■ Problem to work on
Below are records; give the number of their lines that hold the word "Protocol", and write nothing more.
-------------------------
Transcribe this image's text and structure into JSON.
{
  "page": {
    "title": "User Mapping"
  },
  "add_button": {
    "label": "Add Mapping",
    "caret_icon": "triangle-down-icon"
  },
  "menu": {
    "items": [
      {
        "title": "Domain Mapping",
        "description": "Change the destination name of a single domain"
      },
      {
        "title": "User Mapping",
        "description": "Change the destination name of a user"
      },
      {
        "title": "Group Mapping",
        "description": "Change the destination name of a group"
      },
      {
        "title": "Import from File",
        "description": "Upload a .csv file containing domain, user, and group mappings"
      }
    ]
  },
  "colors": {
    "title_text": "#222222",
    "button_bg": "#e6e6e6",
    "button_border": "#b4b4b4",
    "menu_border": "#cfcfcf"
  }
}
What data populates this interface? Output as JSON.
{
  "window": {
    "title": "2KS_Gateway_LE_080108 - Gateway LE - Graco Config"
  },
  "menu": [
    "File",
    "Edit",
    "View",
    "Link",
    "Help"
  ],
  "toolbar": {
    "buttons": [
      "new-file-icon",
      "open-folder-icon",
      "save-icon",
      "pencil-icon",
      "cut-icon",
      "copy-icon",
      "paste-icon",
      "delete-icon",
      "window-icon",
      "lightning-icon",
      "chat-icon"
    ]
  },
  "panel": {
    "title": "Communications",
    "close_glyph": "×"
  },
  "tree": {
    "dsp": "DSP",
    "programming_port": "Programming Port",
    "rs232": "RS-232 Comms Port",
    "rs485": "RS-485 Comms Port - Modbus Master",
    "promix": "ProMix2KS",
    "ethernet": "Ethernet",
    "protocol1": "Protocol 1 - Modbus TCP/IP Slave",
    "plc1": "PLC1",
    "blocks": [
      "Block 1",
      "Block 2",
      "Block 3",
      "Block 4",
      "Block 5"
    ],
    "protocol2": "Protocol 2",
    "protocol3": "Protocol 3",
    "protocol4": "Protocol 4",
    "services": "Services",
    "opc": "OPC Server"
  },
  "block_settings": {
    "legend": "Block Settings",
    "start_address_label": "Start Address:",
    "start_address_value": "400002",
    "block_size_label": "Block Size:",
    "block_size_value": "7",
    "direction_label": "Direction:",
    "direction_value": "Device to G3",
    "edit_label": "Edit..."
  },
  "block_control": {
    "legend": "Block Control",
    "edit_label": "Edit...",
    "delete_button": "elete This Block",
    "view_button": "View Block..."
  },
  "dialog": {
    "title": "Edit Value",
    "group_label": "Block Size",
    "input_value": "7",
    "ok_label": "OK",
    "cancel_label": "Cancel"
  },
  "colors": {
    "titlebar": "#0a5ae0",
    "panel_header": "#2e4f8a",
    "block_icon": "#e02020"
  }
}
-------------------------
■ The answer
4